If negotiations fail, the county will need to find a new site for the stadium. Other locations being considered are in downtown and suburban areas, according to the AP.
Some critics have judged the threat of a stadium move as simply a negotiating tactic with the intention of getting the desired land at a cheaper price, reports the Star Tribune.
These building complications are expected to postpone the projected start of construction in March. The conflict may also end up pushing the 2010 opening back, reports the AP.

Child Influenza Deaths Prompt Shot Requests

Two more child deaths have prompted Minnesotans to frantically locate influenza vaccinations, reports the Star Tribune.
The announcement came Thursday indicating that two children, one 17-months-old and the other 8-years-old, have died as a result of influenza.
These deaths have caused a major uprise in the amount of concerned parents calling Children's Hospitals and Clinics looking for sites to vaccinate their children. Estimates from the Star Tribune indicate that 250 calls came in within the first half-hour of operations Friday. In total, over 1,000 people had been signed up for vaccinations by noon.
"Vaccines remain plentiful," reports the St. Paul Pioneer Press. The issue that medical centers providing vaccinations are having is a lack of staff.
The most recent two deaths, coupled with the death of 8-year-old Lucio Satar of St. Paul has prompted the recent surge in demand for vaccines. Health officials have advised parentes not to overreact, reports the Pioneer Press.
For more information on influenza, the Star Tribune urges readers to visit

February 2, 2007

Car chase claims the life of local man

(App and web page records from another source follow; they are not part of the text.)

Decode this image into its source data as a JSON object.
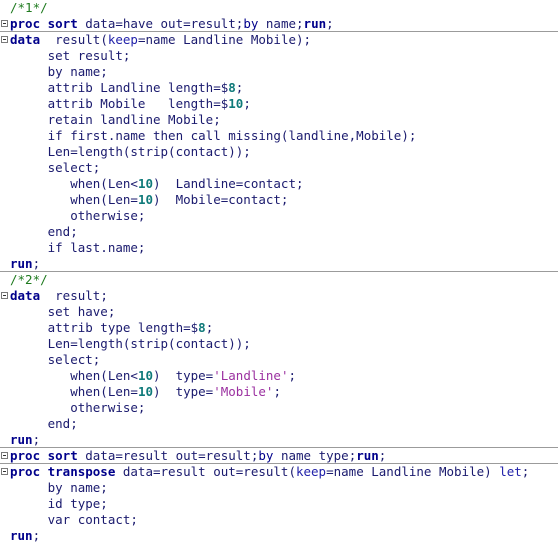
{
  "editor": {
    "title": "SAS Enhanced Editor",
    "background": "#ffffff",
    "colors": {
      "comment": "#1f7a1f",
      "keyword": "#00008b",
      "statement": "#00008b",
      "option": "#2222aa",
      "plain": "#1a1a6e",
      "number": "#0f7a7a",
      "string": "#9b30a0",
      "separator": "#9b9b9b",
      "fold_border": "#7a7a7a"
    },
    "fold_marker_icon": "collapse-minus-box-icon",
    "lines": [
      {
        "n": 1,
        "fold": false,
        "separator": false,
        "tokens": [
          {
            "t": "comment",
            "s": "/*1*/"
          }
        ]
      },
      {
        "n": 2,
        "fold": true,
        "separator": true,
        "tokens": [
          {
            "t": "keyword",
            "s": "proc sort"
          },
          {
            "t": "plain",
            "s": " data=have out=result"
          },
          {
            "t": "punct",
            "s": ";"
          },
          {
            "t": "stmt",
            "s": "by"
          },
          {
            "t": "plain",
            "s": " name"
          },
          {
            "t": "punct",
            "s": ";"
          },
          {
            "t": "keyword",
            "s": "run"
          },
          {
            "t": "punct",
            "s": ";"
          }
        ]
      },
      {
        "n": 3,
        "fold": true,
        "separator": false,
        "tokens": [
          {
            "t": "keyword",
            "s": "data"
          },
          {
            "t": "plain",
            "s": "  result("
          },
          {
            "t": "option",
            "s": "keep"
          },
          {
            "t": "plain",
            "s": "=name Landline Mobile);"
          }
        ]
      },
      {
        "n": 4,
        "fold": false,
        "separator": false,
        "tokens": [
          {
            "t": "plain",
            "s": "     set result;"
          }
        ]
      },
      {
        "n": 5,
        "fold": false,
        "separator": false,
        "tokens": [
          {
            "t": "plain",
            "s": "     by name;"
          }
        ]
      },
      {
        "n": 6,
        "fold": false,
        "separator": false,
        "tokens": [
          {
            "t": "plain",
            "s": "     attrib Landline length=$"
          },
          {
            "t": "number",
            "s": "8"
          },
          {
            "t": "plain",
            "s": ";"
          }
        ]
      },
      {
        "n": 7,
        "fold": false,
        "separator": false,
        "tokens": [
          {
            "t": "plain",
            "s": "     attrib Mobile   length=$"
          },
          {
            "t": "number",
            "s": "10"
          },
          {
            "t": "plain",
            "s": ";"
          }
        ]
      },
      {
        "n": 8,
        "fold": false,
        "separator": false,
        "tokens": [
          {
            "t": "plain",
            "s": "     retain landline Mobile;"
          }
        ]
      },
      {
        "n": 9,
        "fold": false,
        "separator": false,
        "tokens": [
          {
            "t": "plain",
            "s": "     if first.name then call missing(landline,Mobile);"
          }
        ]
      },
      {
        "n": 10,
        "fold": false,
        "separator": false,
        "tokens": [
          {
            "t": "plain",
            "s": "     Len=length(strip(contact));"
          }
        ]
      },
      {
        "n": 11,
        "fold": false,
        "separator": false,
        "tokens": [
          {
            "t": "plain",
            "s": "     select;"
          }
        ]
      },
      {
        "n": 12,
        "fold": false,
        "separator": false,
        "tokens": [
          {
            "t": "plain",
            "s": "        when(Len<"
          },
          {
            "t": "number",
            "s": "10"
          },
          {
            "t": "plain",
            "s": ")  Landline=contact;"
          }
        ]
      },
      {
        "n": 13,
        "fold": false,
        "separator": false,
        "tokens": [
          {
            "t": "plain",
            "s": "        when(Len="
          },
          {
            "t": "number",
            "s": "10"
          },
          {
            "t": "plain",
            "s": ")  Mobile=contact;"
          }
        ]
      },
      {
        "n": 14,
        "fold": false,
        "separator": false,
        "tokens": [
          {
            "t": "plain",
            "s": "        otherwise;"
          }
        ]
      },
      {
        "n": 15,
        "fold": false,
        "separator": false,
        "tokens": [
          {
            "t": "plain",
            "s": "     end;"
          }
        ]
      },
      {
        "n": 16,
        "fold": false,
        "separator": false,
        "tokens": [
          {
            "t": "plain",
            "s": "     if last.name;"
          }
        ]
      },
      {
        "n": 17,
        "fold": false,
        "separator": true,
        "tokens": [
          {
            "t": "keyword",
            "s": "run"
          },
          {
            "t": "punct",
            "s": ";"
          }
        ]
      },
      {
        "n": 18,
        "fold": false,
        "separator": false,
        "tokens": [
          {
            "t": "comment",
            "s": "/*2*/"
          }
        ]
      },
      {
        "n": 19,
        "fold": true,
        "separator": false,
        "tokens": [
          {
            "t": "keyword",
            "s": "data"
          },
          {
            "t": "plain",
            "s": "  result;"
          }
        ]
      },
      {
        "n": 20,
        "fold": false,
        "separator": false,
        "tokens": [
          {
            "t": "plain",
            "s": "     set have;"
          }
        ]
      },
      {
        "n": 21,
        "fold": false,
        "separator": false,
        "tokens": [
          {
            "t": "plain",
            "s": "     attrib type length=$"
          },
          {
            "t": "number",
            "s": "8"
          },
          {
            "t": "plain",
            "s": ";"
          }
        ]
      },
      {
        "n": 22,
        "fold": false,
        "separator": false,
        "tokens": [
          {
            "t": "plain",
            "s": "     Len=length(strip(contact));"
          }
        ]
      },
      {
        "n": 23,
        "fold": false,
        "separator": false,
        "tokens": [
          {
            "t": "plain",
            "s": "     select;"
          }
        ]
      },
      {
        "n": 24,
        "fold": false,
        "separator": false,
        "tokens": [
          {
            "t": "plain",
            "s": "        when(Len<"
          },
          {
            "t": "number",
            "s": "10"
          },
          {
            "t": "plain",
            "s": ")  type="
          },
          {
            "t": "string",
            "s": "'Landline'"
          },
          {
            "t": "plain",
            "s": ";"
          }
        ]
      },
      {
        "n": 25,
        "fold": false,
        "separator": false,
        "tokens": [
          {
            "t": "plain",
            "s": "        when(Len="
          },
          {
            "t": "number",
            "s": "10"
          },
          {
            "t": "plain",
            "s": ")  type="
          },
          {
            "t": "string",
            "s": "'Mobile'"
          },
          {
            "t": "plain",
            "s": ";"
          }
        ]
      },
      {
        "n": 26,
        "fold": false,
        "separator": false,
        "tokens": [
          {
            "t": "plain",
            "s": "        otherwise;"
          }
        ]
      },
      {
        "n": 27,
        "fold": false,
        "separator": false,
        "tokens": [
          {
            "t": "plain",
            "s": "     end;"
          }
        ]
      },
      {
        "n": 28,
        "fold": false,
        "separator": true,
        "tokens": [
          {
            "t": "keyword",
            "s": "run"
          },
          {
            "t": "punct",
            "s": ";"
          }
        ]
      },
      {
        "n": 29,
        "fold": true,
        "separator": true,
        "tokens": [
          {
            "t": "keyword",
            "s": "proc sort"
          },
          {
            "t": "plain",
            "s": " data=result out=result"
          },
          {
            "t": "punct",
            "s": ";"
          },
          {
            "t": "stmt",
            "s": "by"
          },
          {
            "t": "plain",
            "s": " name type"
          },
          {
            "t": "punct",
            "s": ";"
          },
          {
            "t": "keyword",
            "s": "run"
          },
          {
            "t": "punct",
            "s": ";"
          }
        ]
      },
      {
        "n": 30,
        "fold": true,
        "separator": false,
        "tokens": [
          {
            "t": "keyword",
            "s": "proc transpose"
          },
          {
            "t": "plain",
            "s": " data=result out=result("
          },
          {
            "t": "option",
            "s": "keep"
          },
          {
            "t": "plain",
            "s": "=name Landline Mobile) "
          },
          {
            "t": "option",
            "s": "let"
          },
          {
            "t": "plain",
            "s": ";"
          }
        ]
      },
      {
        "n": 31,
        "fold": false,
        "separator": false,
        "tokens": [
          {
            "t": "plain",
            "s": "     by name;"
          }
        ]
      },
      {
        "n": 32,
        "fold": false,
        "separator": false,
        "tokens": [
          {
            "t": "plain",
            "s": "     id type;"
          }
        ]
      },
      {
        "n": 33,
        "fold": false,
        "separator": false,
        "tokens": [
          {
            "t": "plain",
            "s": "     var contact;"
          }
        ]
      },
      {
        "n": 34,
        "fold": false,
        "separator": false,
        "tokens": [
          {
            "t": "keyword",
            "s": "run"
          },
          {
            "t": "punct",
            "s": ";"
          }
        ]
      }
    ]
  }
}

A high-speed car chase that began in Eagan ended fatally for a passenger Friday, reports the Star Tribune.
The chase is said to have begun as a routine traffic stop, but quickly escalated when the suspect sped away from police after falsifying information about his identity.
The driver has been identified as Harvey Henry, a 42-year-old St. Paul man with an active felony warrant, according to The other passengers included Stacy Buckanaga, a 39-year-old Champlin woman and James Blakkestad, a 55-year-old Richfield man.
The chase reached speeds of 85 miles per hour and passed through Eagan and Inver Grove Heights. After driving in the wrong direction on Hwy. 55, Henry lost control of the vehicle and crashed. Blakkestad was thrown from the vehicle and died at the scene. Henry and Buckanaga were both treated at Regions Hospital for non-life-threatening injuries.
Henry was released from the hospital and arrested on possible charges of "fleeing an officer in a motor vehicle and criminal vehicular homicide," according to

January 31, 2007

Herpes Outbreak Stalls High School Wrestling

The Associated Press is reporting today that high school wrestling programs in Minnesota have been suspended due to a herpes outbreak among the athletes.
The infection herpes gladiotorum is caused by the herpes simplex virus and typically causes a rash to occur on the face, neck, shoulders and arms for a period of 10 to 14 days, says The Star Tribune. Currently 2.6 percent of all high school wrestlers are pinned by the virus.
The virus is nicknamed "mat herpes" as it is most commonly found in wrestlers and athletes of other sports that involve high levels of skin-to-skin contact. Treatments for the virus include prescription drugs Zovirax and Valtrex.
The San Diego Union-Tribune is reporting that 7,500 wrestlers on 262 teams are affected by the suspension. 24 cases of the virus have been reported so far.
Though herpes lasts forever, the suspension ends February 6, which allows enough time for currently affected wrestlers to recover from their symptoms. Athletes still showing symptoms of the virus at the time of the state tournament, which is set to occur February 28-March 3, will not be eligible to compete.
This is the first time in history that Minnesota high school wrestling has been suspended due to a viral outbreak. Though sentiments have been mixed, some coaches feel that a suspension now is much less troublesome than a post-season interruption.